Filovirus is the single genus in the family Filoviridae of the order Mononegavirales. Members of this group of RNA viruses cause sporadic episodes of severe hemorrhagic disease in human and nonhuman primates. The best-known filoviruses are the Ebola virus and Marburg virus. New strains of filoviruses continue to be recognized, mostly but not exclusively in Africa.
Marburg virus was isolated in 1967, from an outbreak that occurred in Marburg, Germany, when laboratory workers were exposed to infected tissue from monkeys imported from Uganda. Ebola virus was first isolated from humans during concurrent outbreaks of viral hemorrhagic fever in northern Zaire (now the Democratic Republic of Congo) and southern Sudan in 1976. An Ebola outbreak occurred in Zaire from January to June 1995, killing over 200 people.

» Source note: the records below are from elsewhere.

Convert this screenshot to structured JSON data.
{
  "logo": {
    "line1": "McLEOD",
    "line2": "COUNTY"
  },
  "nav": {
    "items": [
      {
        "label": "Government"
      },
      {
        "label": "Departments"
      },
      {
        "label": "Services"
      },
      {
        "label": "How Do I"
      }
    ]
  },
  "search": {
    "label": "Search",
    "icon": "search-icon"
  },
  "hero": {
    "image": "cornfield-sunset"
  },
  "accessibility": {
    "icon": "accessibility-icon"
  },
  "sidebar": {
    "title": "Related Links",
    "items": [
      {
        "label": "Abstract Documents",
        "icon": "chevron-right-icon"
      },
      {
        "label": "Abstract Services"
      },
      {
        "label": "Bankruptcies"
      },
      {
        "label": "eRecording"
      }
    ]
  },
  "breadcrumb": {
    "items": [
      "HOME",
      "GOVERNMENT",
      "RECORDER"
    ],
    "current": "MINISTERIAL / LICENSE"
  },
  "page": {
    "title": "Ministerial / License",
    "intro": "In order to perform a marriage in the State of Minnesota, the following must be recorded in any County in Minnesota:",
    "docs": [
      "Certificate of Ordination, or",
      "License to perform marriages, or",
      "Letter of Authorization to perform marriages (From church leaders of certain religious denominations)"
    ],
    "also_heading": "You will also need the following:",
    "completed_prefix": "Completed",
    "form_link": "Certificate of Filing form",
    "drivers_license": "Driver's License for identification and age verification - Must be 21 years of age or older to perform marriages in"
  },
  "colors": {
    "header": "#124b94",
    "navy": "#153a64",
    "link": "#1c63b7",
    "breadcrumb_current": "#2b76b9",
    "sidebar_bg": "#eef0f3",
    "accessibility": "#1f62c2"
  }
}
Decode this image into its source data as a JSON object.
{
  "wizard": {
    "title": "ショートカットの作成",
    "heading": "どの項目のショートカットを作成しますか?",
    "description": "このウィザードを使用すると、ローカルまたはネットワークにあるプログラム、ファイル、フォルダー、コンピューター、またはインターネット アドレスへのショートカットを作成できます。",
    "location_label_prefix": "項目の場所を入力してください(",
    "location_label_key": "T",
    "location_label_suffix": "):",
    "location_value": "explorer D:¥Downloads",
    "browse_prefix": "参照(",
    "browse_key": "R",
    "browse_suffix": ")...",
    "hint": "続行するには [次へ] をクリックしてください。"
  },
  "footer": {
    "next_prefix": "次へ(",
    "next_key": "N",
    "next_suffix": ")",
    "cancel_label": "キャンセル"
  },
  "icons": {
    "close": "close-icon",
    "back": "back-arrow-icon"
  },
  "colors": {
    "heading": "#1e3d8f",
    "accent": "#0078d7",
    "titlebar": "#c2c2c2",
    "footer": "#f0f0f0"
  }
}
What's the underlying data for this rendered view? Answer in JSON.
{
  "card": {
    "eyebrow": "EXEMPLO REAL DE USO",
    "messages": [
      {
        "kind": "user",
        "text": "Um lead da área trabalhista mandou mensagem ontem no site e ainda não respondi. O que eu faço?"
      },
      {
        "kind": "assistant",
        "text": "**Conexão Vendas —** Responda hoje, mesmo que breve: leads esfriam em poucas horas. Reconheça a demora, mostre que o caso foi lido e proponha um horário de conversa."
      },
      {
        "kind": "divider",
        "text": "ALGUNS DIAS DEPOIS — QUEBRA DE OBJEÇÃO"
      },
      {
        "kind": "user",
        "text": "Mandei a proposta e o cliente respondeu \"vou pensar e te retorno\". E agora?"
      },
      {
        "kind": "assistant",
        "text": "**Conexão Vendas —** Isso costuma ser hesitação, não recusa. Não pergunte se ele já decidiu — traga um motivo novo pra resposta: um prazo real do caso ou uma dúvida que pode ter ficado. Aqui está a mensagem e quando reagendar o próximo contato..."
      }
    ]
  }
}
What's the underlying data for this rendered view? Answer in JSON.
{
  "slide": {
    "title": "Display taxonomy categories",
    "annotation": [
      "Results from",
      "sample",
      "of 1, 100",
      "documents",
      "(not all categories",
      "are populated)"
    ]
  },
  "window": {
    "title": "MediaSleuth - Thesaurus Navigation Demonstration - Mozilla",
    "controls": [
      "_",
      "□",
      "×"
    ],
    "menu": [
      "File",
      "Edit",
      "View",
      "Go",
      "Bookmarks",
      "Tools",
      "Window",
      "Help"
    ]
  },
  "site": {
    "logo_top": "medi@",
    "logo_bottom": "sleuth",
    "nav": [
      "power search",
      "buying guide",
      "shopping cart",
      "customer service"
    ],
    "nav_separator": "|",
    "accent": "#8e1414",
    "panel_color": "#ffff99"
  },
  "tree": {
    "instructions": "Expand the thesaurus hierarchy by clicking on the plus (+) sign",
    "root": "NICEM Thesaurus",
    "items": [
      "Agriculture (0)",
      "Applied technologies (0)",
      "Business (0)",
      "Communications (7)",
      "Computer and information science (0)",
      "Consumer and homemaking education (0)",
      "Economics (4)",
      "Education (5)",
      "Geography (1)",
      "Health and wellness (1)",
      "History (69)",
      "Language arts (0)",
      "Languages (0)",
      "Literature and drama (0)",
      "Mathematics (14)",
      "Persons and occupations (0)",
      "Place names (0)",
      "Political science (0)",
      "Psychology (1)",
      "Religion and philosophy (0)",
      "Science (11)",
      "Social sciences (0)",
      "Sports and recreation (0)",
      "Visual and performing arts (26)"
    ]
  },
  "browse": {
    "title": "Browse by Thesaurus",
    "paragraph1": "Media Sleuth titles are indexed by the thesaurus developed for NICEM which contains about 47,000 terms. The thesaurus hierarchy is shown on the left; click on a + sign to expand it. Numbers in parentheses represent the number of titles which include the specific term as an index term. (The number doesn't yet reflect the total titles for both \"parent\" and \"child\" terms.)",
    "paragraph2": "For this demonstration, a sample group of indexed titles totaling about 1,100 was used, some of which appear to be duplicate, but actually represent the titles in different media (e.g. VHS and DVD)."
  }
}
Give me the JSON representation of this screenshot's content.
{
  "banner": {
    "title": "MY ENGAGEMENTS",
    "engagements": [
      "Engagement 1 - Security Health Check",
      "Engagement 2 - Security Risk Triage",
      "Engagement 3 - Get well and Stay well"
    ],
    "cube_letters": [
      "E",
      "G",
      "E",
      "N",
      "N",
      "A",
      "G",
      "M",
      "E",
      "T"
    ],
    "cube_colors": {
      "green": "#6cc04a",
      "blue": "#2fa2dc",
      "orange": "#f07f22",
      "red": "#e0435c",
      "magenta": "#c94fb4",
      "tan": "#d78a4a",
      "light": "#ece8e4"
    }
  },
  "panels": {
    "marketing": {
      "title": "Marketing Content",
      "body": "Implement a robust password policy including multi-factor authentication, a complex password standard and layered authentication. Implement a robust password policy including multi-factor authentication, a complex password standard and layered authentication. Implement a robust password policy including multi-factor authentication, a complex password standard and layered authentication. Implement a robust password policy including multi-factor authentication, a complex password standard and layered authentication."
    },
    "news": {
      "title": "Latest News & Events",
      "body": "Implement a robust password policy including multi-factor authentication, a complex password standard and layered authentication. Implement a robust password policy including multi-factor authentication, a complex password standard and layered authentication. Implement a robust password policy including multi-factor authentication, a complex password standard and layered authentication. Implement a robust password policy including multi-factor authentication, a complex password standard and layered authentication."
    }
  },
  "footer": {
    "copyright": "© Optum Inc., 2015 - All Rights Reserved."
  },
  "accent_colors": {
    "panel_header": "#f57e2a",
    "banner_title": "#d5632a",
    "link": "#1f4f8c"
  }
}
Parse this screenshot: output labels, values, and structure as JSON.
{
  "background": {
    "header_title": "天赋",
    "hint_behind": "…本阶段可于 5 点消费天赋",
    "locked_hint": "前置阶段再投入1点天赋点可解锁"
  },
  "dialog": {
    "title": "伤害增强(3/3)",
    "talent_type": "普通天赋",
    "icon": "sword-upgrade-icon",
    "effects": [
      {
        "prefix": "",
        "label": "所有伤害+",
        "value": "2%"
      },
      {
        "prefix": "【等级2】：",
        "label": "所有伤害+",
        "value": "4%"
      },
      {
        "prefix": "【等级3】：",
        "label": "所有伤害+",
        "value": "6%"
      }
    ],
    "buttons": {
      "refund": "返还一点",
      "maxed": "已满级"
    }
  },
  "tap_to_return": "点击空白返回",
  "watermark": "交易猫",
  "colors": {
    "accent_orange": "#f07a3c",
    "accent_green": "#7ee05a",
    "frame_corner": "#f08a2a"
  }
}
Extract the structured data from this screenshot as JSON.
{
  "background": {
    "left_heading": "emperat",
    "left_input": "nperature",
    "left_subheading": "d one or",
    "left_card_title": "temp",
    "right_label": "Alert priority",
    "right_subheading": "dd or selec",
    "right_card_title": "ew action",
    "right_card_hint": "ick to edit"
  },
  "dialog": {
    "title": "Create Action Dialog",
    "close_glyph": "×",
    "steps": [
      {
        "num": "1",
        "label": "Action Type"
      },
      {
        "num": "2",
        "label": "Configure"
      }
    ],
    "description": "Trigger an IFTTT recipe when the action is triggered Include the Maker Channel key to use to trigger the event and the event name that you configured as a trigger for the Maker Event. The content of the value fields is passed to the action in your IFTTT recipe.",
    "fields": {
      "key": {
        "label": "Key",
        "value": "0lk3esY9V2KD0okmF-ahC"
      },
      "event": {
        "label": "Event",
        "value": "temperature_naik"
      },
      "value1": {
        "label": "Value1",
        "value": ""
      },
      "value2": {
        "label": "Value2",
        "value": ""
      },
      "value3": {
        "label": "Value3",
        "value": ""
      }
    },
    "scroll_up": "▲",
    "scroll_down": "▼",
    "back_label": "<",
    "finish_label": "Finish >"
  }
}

The first symptoms of Ebola infection include fever, headache, chills, aching muscles, and malaise. More serious manifestations then follow: severe abdominal pain, vomiting, and diarrhea. In over half the cases the infected person begins to hemorrhage from many parts of the body, resulting in death. Although the risk of infection after direct exposure to infectious blood or other bodily fluids from obviously sick patients is high, transmissibility from infected humans who do not appear ill to other humans seems to be low. This factor makes containment of the disease a much more feasible task.